Outside emergency responders will be required. Their attendance to the scene will trigger attendance by the police. The police will secure the scene and restrict access to it until they complete their investigation. If they confirm the incident was not criminal in nature, they will release the site to OHS who will begin its investigation. Access to the site will be provided after OHS completes its investigation, although you may be granted access to the site along with OHS. This will be up to the government investigators attending to the scene. Your company will then commence its incident investigation process.
Once you notify the senior leadership team, the serious incident response process should be put into action. This will include contacting the corporate legal team who should immediately contact the out-of-house legal team. Serious incidents, like fatalities, incidents resulting in employees being hospitalized, fires, floods and structural collapses are prosecutable offenses in most provinces and territories. Your out-of-house lawyer will likely want to commission a consultant to undertake a third-party investigation of the incident and hold the report under client-solicitor privilege to be used if necessary as part of the prosecution defence.

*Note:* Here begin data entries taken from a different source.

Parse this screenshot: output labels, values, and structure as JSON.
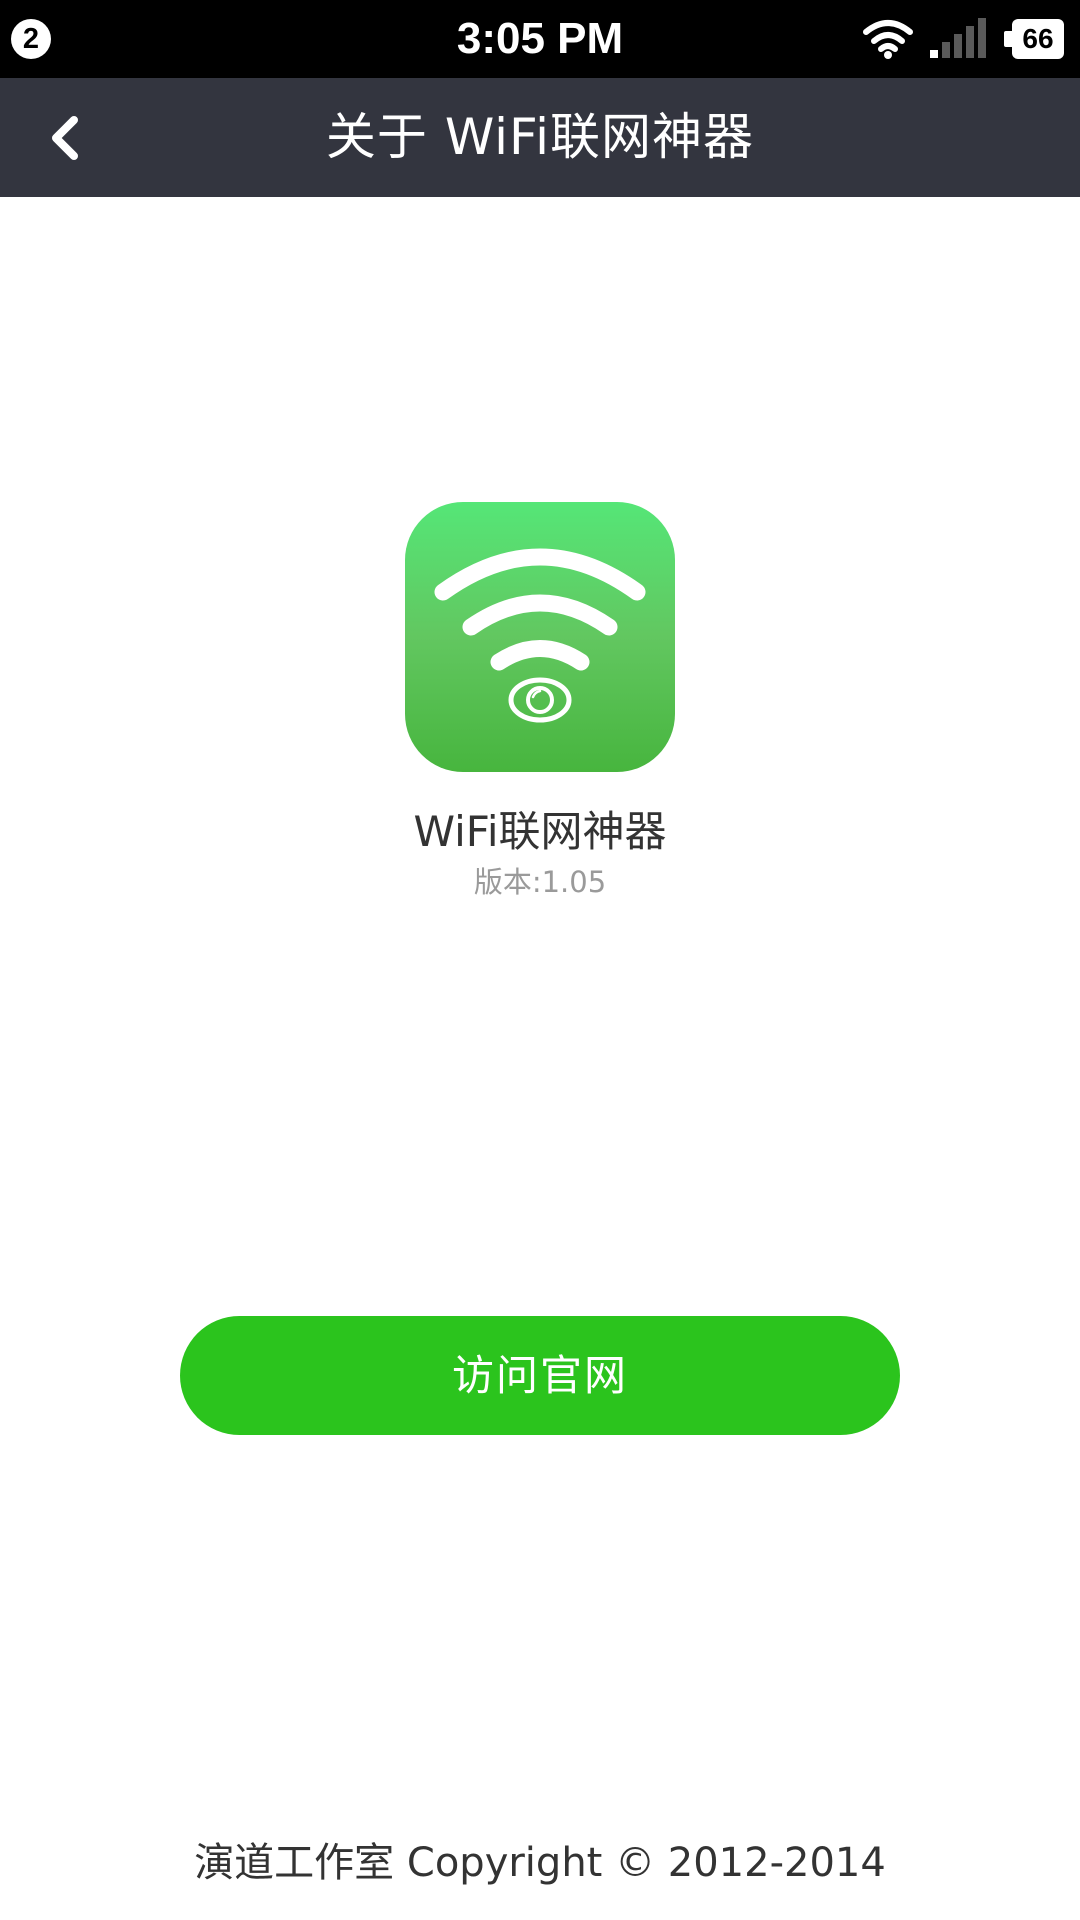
{
  "status_bar": {
    "notification_count": "2",
    "time": "3:05 PM",
    "wifi_icon": "wifi-icon",
    "signal_icon": "cellular-signal-icon",
    "battery_level": "66"
  },
  "nav": {
    "back_icon": "chevron-left-icon",
    "title": "关于 WiFi联网神器",
    "background_color": "#33353f"
  },
  "app": {
    "icon": "wifi-eye-app-icon",
    "name": "WiFi联网神器",
    "version": "版本:1.05"
  },
  "actions": {
    "visit_website_label": "访问官网",
    "button_color": "#2bc41d"
  },
  "footer": {
    "copyright": "演道工作室 Copyright © 2012-2014"
  }
}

Notifying the senior leadership team should require implementation of the corporate communications plan. When serious incidents happen, the entire community knows about it almost immediately — including the media. The media has a thirst for — and right to — appropriate and timely information. The reality is that if a mechanism is not created to get them information quickly, reporting will happen anyway and will include speculation, rumour and hearsay. You should also designate one person at the company to deal with the media. Once that is decided, send an email to all employees politely telling them that they are not to speak to the media and that they should direct any media inquiries to the designated person. When it comes to media communications, you need to be proactive if you want the reporting to be accurate.
Notification and communication with the families of the employees involved in the incident will need to happen right away. Someone must call. Figure out who will have this role as part of your plan. Make sure that the person who makes the phone call is good at communicating with people. If you’re not a naturally empathetic person, have someone else call. While there is no good way to give bad news, the company needs to manage this carefully to avoid having family members respond viscerally with raw emotion and anger towards the company. As soon as the family hears from you, they will want to get to the hospital if the incident is a serious injury. In the event of a fatal incident, a personal visit with the family will be expected. Before it happens, have a plan for who will be completing this visit.
Your communication plan needs to include the entire employee group. Like the media, they need timely communication. A workplace incident may create an atmosphere of shock across the organization. Considering the psychological well-being of your employees in the wake of such trauma is important to managing morale and helping the company recover faster. A fatal incident may result in widespread feelings of anger, guilt, anxiety, fears for personal safety and the need to find someone to blame. Unfortunately for most companies, production can’t stop to allow employees to properly grieve. However, employees close to a fatal incident will require access to short-term counselling services. It will be difficult to predict who else will be most negatively impacted by this type of event, so support and counselling may be required for a broader group of employees. Conduct a supervisor meeting to gauge their responses, get some feedback about how employees are feeling and determine if more specific help is needed. Critical incident stress management may require outside help.
The sad reality is that having a serious incident at work is more likely than you think. Five employees die on Canadian work sites every day. A fatal incident at work will have far-reaching consequences on employee morale, production and the bottom-line. With proper planning, the financial, emotional and logistical fallout from sudden, serious workplace incidents can be minimized.
This article originally appeared in the April/May 2018 issue of COS.